Items from a dataset:

########

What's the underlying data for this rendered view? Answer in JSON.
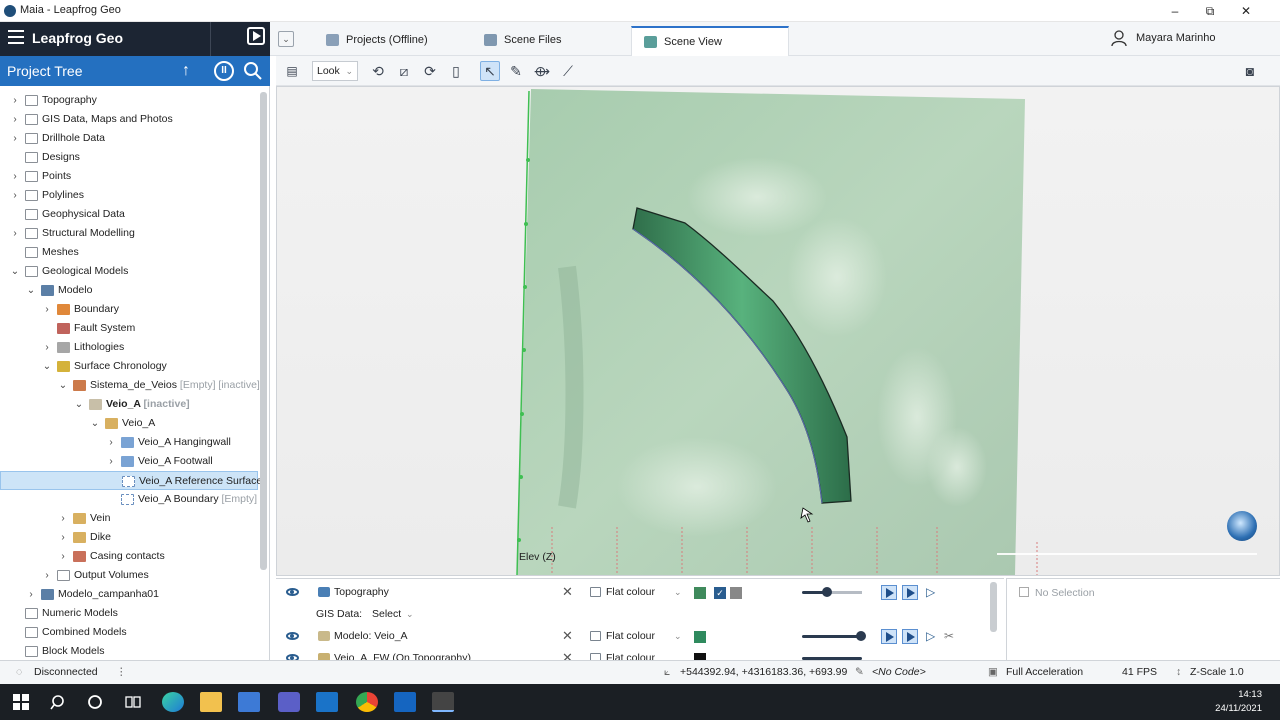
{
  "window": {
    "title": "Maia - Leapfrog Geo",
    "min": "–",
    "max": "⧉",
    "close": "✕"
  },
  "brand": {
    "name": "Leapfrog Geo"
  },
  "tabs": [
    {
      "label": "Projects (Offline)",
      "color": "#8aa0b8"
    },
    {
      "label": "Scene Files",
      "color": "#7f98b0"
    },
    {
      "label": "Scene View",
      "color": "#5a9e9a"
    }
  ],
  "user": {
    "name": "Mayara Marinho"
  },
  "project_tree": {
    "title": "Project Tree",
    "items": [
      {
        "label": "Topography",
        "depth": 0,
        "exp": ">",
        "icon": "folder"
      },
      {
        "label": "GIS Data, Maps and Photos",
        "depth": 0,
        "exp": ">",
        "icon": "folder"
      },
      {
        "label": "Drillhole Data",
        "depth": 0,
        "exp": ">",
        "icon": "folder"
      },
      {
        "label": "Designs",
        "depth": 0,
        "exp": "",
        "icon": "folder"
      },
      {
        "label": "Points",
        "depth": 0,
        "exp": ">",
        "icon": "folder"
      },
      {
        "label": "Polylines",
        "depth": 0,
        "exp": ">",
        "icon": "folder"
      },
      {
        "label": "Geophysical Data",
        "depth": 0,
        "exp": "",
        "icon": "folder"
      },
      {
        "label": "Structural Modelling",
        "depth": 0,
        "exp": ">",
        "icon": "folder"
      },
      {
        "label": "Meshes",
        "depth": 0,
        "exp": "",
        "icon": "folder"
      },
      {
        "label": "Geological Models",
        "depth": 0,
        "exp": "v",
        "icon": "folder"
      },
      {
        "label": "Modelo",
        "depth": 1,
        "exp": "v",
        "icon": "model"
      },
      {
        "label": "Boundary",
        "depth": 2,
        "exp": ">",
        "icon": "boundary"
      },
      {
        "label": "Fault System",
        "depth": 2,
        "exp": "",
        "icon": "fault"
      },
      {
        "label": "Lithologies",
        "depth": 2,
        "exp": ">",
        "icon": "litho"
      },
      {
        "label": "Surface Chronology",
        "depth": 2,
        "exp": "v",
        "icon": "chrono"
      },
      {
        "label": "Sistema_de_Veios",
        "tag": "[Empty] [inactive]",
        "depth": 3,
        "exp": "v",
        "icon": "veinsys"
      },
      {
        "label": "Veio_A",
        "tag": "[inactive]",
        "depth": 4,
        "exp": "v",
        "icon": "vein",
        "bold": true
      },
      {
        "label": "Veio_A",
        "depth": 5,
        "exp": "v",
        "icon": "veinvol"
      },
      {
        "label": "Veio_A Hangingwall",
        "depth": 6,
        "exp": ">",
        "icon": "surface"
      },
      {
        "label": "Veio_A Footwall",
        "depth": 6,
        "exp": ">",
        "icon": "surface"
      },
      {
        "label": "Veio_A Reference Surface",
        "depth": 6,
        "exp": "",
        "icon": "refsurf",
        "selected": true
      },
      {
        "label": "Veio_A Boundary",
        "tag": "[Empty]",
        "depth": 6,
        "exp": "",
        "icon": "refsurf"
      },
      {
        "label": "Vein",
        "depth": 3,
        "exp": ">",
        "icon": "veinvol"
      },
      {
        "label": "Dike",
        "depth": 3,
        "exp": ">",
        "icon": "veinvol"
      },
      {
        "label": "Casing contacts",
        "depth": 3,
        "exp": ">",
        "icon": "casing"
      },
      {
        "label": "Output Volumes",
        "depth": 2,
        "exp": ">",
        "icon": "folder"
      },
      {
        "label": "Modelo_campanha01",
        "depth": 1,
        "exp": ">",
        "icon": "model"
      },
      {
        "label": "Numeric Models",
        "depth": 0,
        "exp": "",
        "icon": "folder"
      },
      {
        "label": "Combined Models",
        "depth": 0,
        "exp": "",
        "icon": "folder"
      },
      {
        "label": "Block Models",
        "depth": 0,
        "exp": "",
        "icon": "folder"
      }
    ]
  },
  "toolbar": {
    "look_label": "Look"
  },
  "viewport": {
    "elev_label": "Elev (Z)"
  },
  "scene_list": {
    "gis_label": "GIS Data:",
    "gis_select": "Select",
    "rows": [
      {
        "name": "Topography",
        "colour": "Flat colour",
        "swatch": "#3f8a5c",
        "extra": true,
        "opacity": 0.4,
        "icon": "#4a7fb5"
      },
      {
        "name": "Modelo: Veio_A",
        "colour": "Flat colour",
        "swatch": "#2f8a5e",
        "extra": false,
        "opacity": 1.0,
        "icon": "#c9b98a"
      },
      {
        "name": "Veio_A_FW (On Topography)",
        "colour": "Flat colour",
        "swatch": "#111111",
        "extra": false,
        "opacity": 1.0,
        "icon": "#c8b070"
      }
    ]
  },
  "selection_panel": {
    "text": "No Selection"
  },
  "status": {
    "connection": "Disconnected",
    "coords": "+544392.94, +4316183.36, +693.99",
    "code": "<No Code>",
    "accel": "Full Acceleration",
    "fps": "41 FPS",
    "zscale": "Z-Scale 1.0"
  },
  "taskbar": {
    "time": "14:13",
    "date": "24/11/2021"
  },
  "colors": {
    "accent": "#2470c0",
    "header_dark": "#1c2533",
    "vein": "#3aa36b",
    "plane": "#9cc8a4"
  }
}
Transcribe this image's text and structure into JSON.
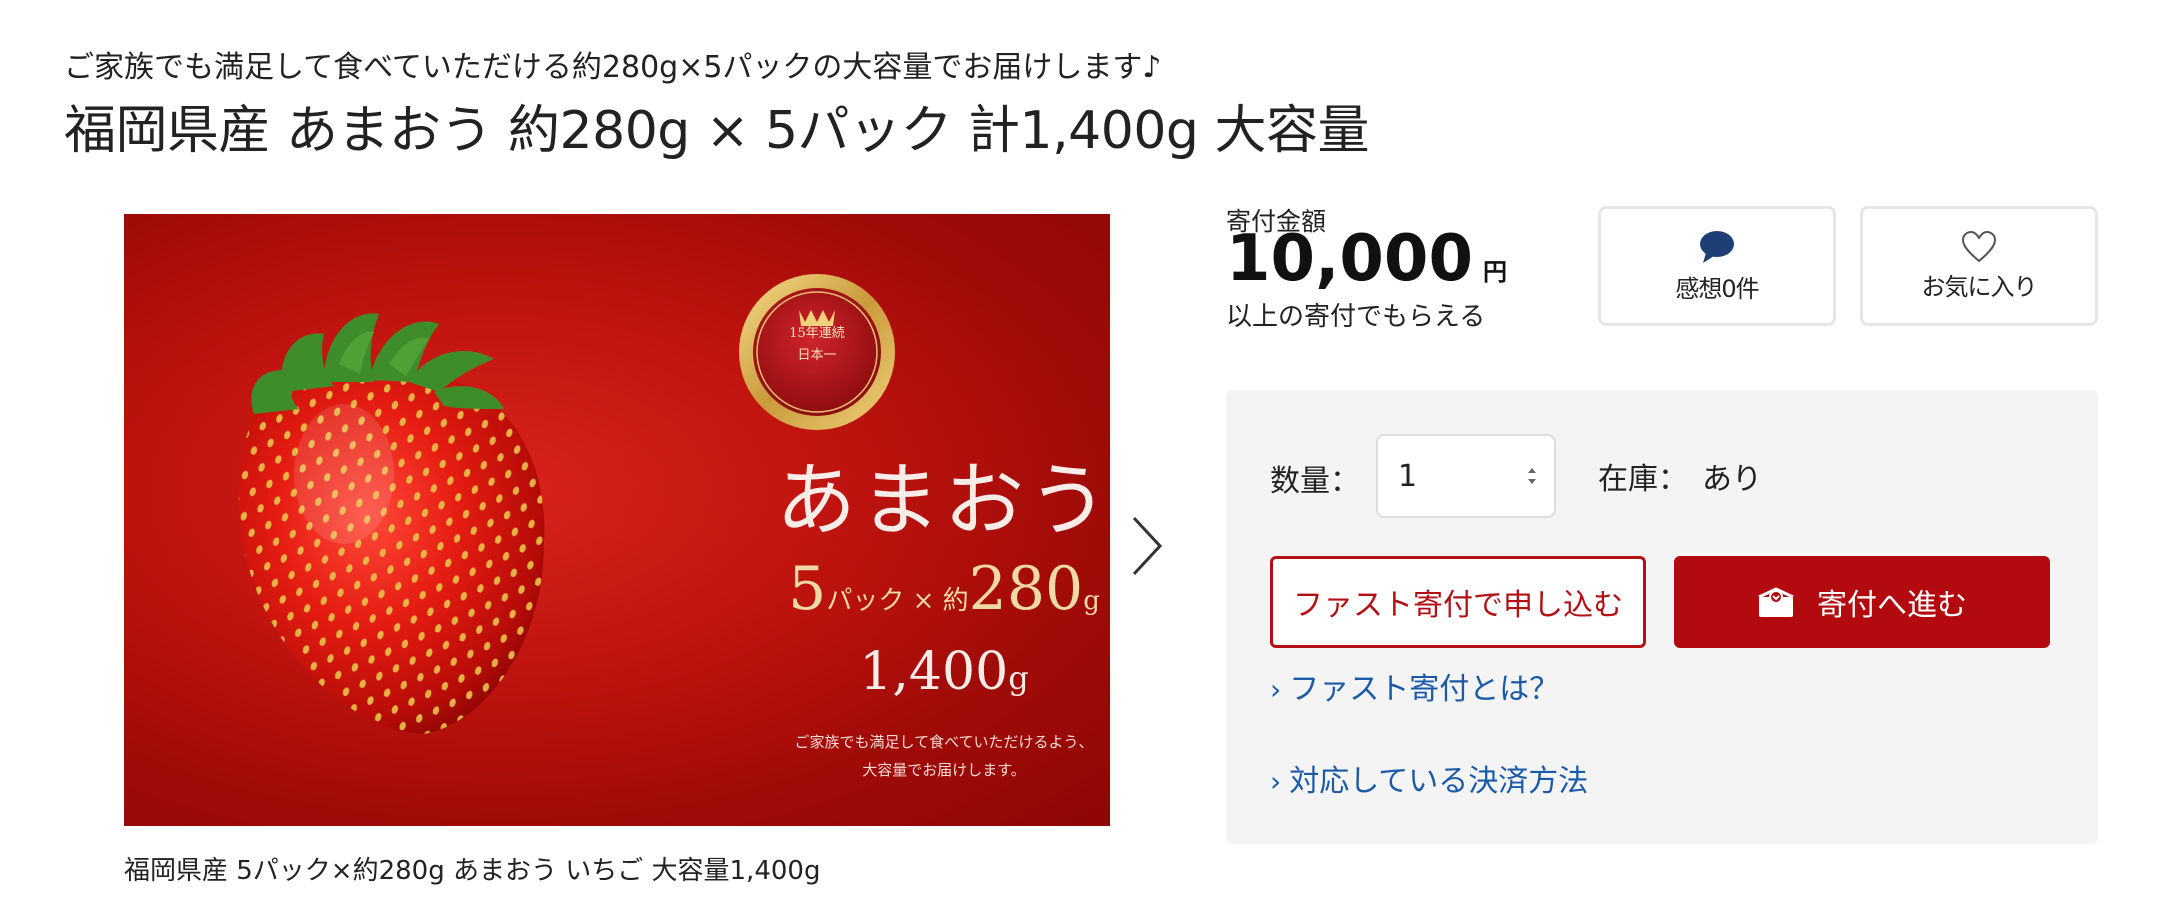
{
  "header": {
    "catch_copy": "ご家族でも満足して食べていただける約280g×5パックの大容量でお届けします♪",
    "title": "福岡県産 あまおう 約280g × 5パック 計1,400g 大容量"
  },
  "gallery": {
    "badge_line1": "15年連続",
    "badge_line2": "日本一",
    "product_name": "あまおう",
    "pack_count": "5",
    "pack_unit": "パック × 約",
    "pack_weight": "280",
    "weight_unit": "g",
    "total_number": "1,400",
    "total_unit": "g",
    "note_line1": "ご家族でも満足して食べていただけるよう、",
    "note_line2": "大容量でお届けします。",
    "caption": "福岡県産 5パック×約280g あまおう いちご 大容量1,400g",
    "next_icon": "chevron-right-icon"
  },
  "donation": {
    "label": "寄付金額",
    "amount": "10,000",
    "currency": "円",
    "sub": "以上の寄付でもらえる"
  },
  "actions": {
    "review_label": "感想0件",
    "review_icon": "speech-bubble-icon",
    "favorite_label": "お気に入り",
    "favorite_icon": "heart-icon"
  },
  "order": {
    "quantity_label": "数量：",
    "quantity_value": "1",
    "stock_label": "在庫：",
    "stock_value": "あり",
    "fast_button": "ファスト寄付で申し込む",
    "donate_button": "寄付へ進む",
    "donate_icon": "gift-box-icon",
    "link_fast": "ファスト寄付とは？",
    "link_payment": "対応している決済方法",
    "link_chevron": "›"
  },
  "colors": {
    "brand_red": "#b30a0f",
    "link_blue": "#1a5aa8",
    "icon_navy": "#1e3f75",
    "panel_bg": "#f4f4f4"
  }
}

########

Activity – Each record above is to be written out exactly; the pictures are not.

Task solution –
What's the underlying data for this rendered view? Answer in JSON.
{
  "window": {
    "title": "Maia - Leapfrog Geo",
    "min": "–",
    "max": "⧉",
    "close": "✕"
  },
  "brand": {
    "name": "Leapfrog Geo"
  },
  "tabs": [
    {
      "label": "Projects (Offline)",
      "color": "#8aa0b8"
    },
    {
      "label": "Scene Files",
      "color": "#7f98b0"
    },
    {
      "label": "Scene View",
      "color": "#5a9e9a"
    }
  ],
  "user": {
    "name": "Mayara Marinho"
  },
  "project_tree": {
    "title": "Project Tree",
    "items": [
      {
        "label": "Topography",
        "depth": 0,
        "exp": ">",
        "icon": "folder"
      },
      {
        "label": "GIS Data, Maps and Photos",
        "depth": 0,
        "exp": ">",
        "icon": "folder"
      },
      {
        "label": "Drillhole Data",
        "depth": 0,
        "exp": ">",
        "icon": "folder"
      },
      {
        "label": "Designs",
        "depth": 0,
        "exp": "",
        "icon": "folder"
      },
      {
        "label": "Points",
        "depth": 0,
        "exp": ">",
        "icon": "folder"
      },
      {
        "label": "Polylines",
        "depth": 0,
        "exp": ">",
        "icon": "folder"
      },
      {
        "label": "Geophysical Data",
        "depth": 0,
        "exp": "",
        "icon": "folder"
      },
      {
        "label": "Structural Modelling",
        "depth": 0,
        "exp": ">",
        "icon": "folder"
      },
      {
        "label": "Meshes",
        "depth": 0,
        "exp": "",
        "icon": "folder"
      },
      {
        "label": "Geological Models",
        "depth": 0,
        "exp": "v",
        "icon": "folder"
      },
      {
        "label": "Modelo",
        "depth": 1,
        "exp": "v",
        "icon": "model"
      },
      {
        "label": "Boundary",
        "depth": 2,
        "exp": ">",
        "icon": "boundary"
      },
      {
        "label": "Fault System",
        "depth": 2,
        "exp": "",
        "icon": "fault"
      },
      {
        "label": "Lithologies",
        "depth": 2,
        "exp": ">",
        "icon": "litho"
      },
      {
        "label": "Surface Chronology",
        "depth": 2,
        "exp": "v",
        "icon": "chrono"
      },
      {
        "label": "Sistema_de_Veios",
        "tag": "[Empty] [inactive]",
        "depth": 3,
        "exp": "v",
        "icon": "veinsys"
      },
      {
        "label": "Veio_A",
        "tag": "[inactive]",
        "depth": 4,
        "exp": "v",
        "icon": "vein",
        "bold": true
      },
      {
        "label": "Veio_A",
        "depth": 5,
        "exp": "v",
        "icon": "veinvol"
      },
      {
        "label": "Veio_A Hangingwall",
        "depth": 6,
        "exp": ">",
        "icon": "surface"
      },
      {
        "label": "Veio_A Footwall",
        "depth": 6,
        "exp": ">",
        "icon": "surface"
      },
      {
        "label": "Veio_A Reference Surface",
        "depth": 6,
        "exp": "",
        "icon": "refsurf",
        "selected": true
      },
      {
        "label": "Veio_A Boundary",
        "tag": "[Empty]",
        "depth": 6,
        "exp": "",
        "icon": "refsurf"
      },
      {
        "label": "Vein",
        "depth": 3,
        "exp": ">",
        "icon": "veinvol"
      },
      {
        "label": "Dike",
        "depth": 3,
        "exp": ">",
        "icon": "veinvol"
      },
      {
        "label": "Casing contacts",
        "depth": 3,
        "exp": ">",
        "icon": "casing"
      },
      {
        "label": "Output Volumes",
        "depth": 2,
        "exp": ">",
        "icon": "folder"
      },
      {
        "label": "Modelo_campanha01",
        "depth": 1,
        "exp": ">",
        "icon": "model"
      },
      {
        "label": "Numeric Models",
        "depth": 0,
        "exp": "",
        "icon": "folder"
      },
      {
        "label": "Combined Models",
        "depth": 0,
        "exp": "",
        "icon": "folder"
      },
      {
        "label": "Block Models",
        "depth": 0,
        "exp": "",
        "icon": "folder"
      }
    ]
  },
  "toolbar": {
    "look_label": "Look"
  },
  "viewport": {
    "elev_label": "Elev (Z)"
  },
  "scene_list": {
    "gis_label": "GIS Data:",
    "gis_select": "Select",
    "rows": [
      {
        "name": "Topography",
        "colour": "Flat colour",
        "swatch": "#3f8a5c",
        "extra": true,
        "opacity": 0.4,
        "icon": "#4a7fb5"
      },
      {
        "name": "Modelo: Veio_A",
        "colour": "Flat colour",
        "swatch": "#2f8a5e",
        "extra": false,
        "opacity": 1.0,
        "icon": "#c9b98a"
      },
      {
        "name": "Veio_A_FW (On Topography)",
        "colour": "Flat colour",
        "swatch": "#111111",
        "extra": false,
        "opacity": 1.0,
        "icon": "#c8b070"
      }
    ]
  },
  "selection_panel": {
    "text": "No Selection"
  },
  "status": {
    "connection": "Disconnected",
    "coords": "+544392.94, +4316183.36, +693.99",
    "code": "<No Code>",
    "accel": "Full Acceleration",
    "fps": "41 FPS",
    "zscale": "Z-Scale 1.0"
  },
  "taskbar": {
    "time": "14:13",
    "date": "24/11/2021"
  },
  "colors": {
    "accent": "#2470c0",
    "header_dark": "#1c2533",
    "vein": "#3aa36b",
    "plane": "#9cc8a4"
  }
}
Transcribe this image's text and structure into JSON.
{
  "header": {
    "catch_copy": "ご家族でも満足して食べていただける約280g×5パックの大容量でお届けします♪",
    "title": "福岡県産 あまおう 約280g × 5パック 計1,400g 大容量"
  },
  "gallery": {
    "badge_line1": "15年連続",
    "badge_line2": "日本一",
    "product_name": "あまおう",
    "pack_count": "5",
    "pack_unit": "パック × 約",
    "pack_weight": "280",
    "weight_unit": "g",
    "total_number": "1,400",
    "total_unit": "g",
    "note_line1": "ご家族でも満足して食べていただけるよう、",
    "note_line2": "大容量でお届けします。",
    "caption": "福岡県産 5パック×約280g あまおう いちご 大容量1,400g",
    "next_icon": "chevron-right-icon"
  },
  "donation": {
    "label": "寄付金額",
    "amount": "10,000",
    "currency": "円",
    "sub": "以上の寄付でもらえる"
  },
  "actions": {
    "review_label": "感想0件",
    "review_icon": "speech-bubble-icon",
    "favorite_label": "お気に入り",
    "favorite_icon": "heart-icon"
  },
  "order": {
    "quantity_label": "数量：",
    "quantity_value": "1",
    "stock_label": "在庫：",
    "stock_value": "あり",
    "fast_button": "ファスト寄付で申し込む",
    "donate_button": "寄付へ進む",
    "donate_icon": "gift-box-icon",
    "link_fast": "ファスト寄付とは？",
    "link_payment": "対応している決済方法",
    "link_chevron": "›"
  },
  "colors": {
    "brand_red": "#b30a0f",
    "link_blue": "#1a5aa8",
    "icon_navy": "#1e3f75",
    "panel_bg": "#f4f4f4"
  }
}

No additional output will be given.